Every line with "Lower" in it should be copied from the data.

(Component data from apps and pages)
'''

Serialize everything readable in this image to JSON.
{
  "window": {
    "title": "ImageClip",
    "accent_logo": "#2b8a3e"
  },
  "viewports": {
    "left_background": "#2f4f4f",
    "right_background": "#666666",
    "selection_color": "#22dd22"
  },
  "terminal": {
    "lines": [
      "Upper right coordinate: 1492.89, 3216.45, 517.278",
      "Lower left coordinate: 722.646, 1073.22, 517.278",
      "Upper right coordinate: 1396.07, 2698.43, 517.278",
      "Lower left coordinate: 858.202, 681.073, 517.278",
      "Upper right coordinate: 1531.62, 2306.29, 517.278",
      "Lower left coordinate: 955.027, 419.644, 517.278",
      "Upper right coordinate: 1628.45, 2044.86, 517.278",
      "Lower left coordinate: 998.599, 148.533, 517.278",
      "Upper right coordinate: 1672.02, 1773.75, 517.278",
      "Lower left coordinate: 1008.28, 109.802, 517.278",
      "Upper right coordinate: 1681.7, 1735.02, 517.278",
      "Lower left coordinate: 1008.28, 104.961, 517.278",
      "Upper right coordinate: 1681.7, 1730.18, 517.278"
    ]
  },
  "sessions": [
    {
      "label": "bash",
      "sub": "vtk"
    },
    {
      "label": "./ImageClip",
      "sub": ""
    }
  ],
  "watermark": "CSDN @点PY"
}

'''
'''

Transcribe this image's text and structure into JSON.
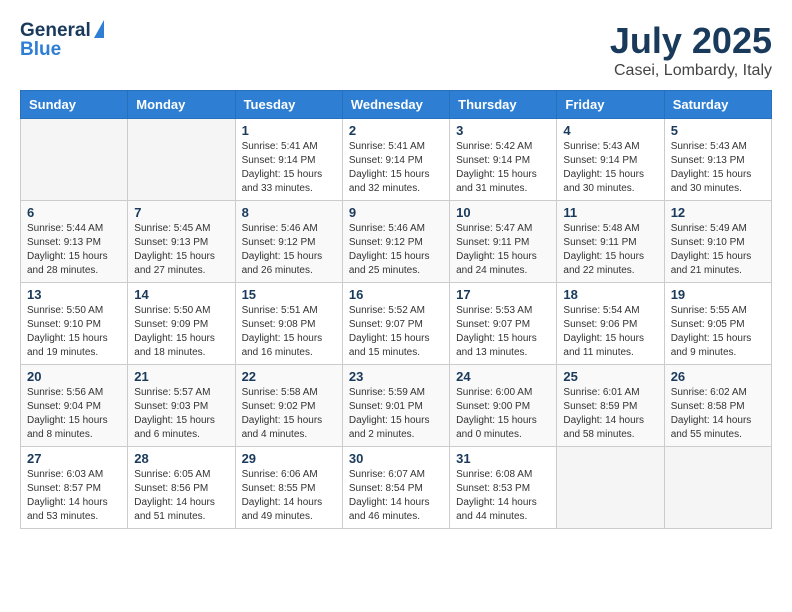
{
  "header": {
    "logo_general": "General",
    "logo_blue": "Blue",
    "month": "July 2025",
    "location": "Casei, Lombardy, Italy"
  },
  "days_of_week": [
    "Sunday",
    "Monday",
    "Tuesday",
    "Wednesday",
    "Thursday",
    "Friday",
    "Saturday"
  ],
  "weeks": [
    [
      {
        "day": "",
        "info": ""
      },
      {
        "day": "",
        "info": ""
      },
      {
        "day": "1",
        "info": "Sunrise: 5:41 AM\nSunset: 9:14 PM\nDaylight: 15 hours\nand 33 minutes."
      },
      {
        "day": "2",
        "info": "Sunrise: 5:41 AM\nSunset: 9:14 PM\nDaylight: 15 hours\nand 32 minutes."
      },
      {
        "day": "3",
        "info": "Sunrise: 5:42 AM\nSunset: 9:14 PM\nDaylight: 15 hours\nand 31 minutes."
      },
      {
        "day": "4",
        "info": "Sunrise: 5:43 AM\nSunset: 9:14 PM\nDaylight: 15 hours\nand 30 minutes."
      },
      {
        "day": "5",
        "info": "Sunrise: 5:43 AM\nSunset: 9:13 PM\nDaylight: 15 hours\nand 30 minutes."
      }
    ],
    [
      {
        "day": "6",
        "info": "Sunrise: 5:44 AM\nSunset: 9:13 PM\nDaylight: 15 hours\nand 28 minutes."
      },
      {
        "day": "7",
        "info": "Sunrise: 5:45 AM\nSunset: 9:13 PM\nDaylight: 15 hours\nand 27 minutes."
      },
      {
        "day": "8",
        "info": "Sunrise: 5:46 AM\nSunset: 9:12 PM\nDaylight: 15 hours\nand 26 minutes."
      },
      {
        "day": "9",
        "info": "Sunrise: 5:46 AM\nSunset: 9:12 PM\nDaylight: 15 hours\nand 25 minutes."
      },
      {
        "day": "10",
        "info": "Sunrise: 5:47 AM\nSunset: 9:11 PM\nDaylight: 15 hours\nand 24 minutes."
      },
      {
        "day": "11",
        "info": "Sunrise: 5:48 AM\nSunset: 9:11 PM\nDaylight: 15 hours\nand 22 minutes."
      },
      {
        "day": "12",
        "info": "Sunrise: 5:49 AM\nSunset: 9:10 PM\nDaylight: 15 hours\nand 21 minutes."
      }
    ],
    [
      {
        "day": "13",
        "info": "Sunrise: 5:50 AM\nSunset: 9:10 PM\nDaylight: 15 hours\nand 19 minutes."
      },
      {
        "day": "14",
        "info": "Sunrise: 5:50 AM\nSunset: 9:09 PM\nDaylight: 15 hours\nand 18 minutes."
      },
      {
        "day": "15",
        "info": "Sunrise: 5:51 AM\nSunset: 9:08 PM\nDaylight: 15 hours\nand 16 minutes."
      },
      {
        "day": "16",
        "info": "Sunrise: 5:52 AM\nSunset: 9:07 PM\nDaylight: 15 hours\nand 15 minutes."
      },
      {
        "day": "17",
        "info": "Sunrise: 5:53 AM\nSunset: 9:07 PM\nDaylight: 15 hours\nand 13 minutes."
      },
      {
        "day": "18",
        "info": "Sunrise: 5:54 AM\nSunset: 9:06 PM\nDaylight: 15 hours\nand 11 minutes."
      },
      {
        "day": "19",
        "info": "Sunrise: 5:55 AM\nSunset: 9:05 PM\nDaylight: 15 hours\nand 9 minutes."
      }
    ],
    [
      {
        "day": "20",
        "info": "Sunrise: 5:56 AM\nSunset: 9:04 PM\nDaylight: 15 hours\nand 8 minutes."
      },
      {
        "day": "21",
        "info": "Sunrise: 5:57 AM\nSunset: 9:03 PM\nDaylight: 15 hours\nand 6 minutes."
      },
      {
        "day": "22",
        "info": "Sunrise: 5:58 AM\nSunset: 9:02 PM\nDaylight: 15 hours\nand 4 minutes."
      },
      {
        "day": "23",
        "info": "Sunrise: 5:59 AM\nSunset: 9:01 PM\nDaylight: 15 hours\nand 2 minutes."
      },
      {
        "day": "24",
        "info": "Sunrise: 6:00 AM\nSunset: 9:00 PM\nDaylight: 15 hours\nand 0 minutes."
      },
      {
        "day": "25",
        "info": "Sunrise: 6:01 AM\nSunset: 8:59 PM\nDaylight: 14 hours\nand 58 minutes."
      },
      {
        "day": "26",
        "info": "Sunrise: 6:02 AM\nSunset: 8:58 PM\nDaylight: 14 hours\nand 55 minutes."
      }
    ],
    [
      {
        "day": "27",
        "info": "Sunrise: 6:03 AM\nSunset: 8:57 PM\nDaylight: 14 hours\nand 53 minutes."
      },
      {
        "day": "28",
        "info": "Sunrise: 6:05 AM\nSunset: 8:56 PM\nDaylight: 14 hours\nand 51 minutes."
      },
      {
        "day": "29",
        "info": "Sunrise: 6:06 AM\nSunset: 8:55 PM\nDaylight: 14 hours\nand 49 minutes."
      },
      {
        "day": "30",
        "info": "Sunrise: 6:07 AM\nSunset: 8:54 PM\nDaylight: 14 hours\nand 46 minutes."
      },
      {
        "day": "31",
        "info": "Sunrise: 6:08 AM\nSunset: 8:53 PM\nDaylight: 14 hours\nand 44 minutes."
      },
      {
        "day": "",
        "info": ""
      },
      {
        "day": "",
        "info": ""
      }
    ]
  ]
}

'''

__Reply__
      "Lower left coordinate: 722.646, 1073.22, 517.278",
      "Lower left coordinate: 858.202, 681.073, 517.278",
      "Lower left coordinate: 955.027, 419.644, 517.278",
      "Lower left coordinate: 998.599, 148.533, 517.278",
      "Lower left coordinate: 1008.28, 109.802, 517.278",
      "Lower left coordinate: 1008.28, 104.961, 517.278",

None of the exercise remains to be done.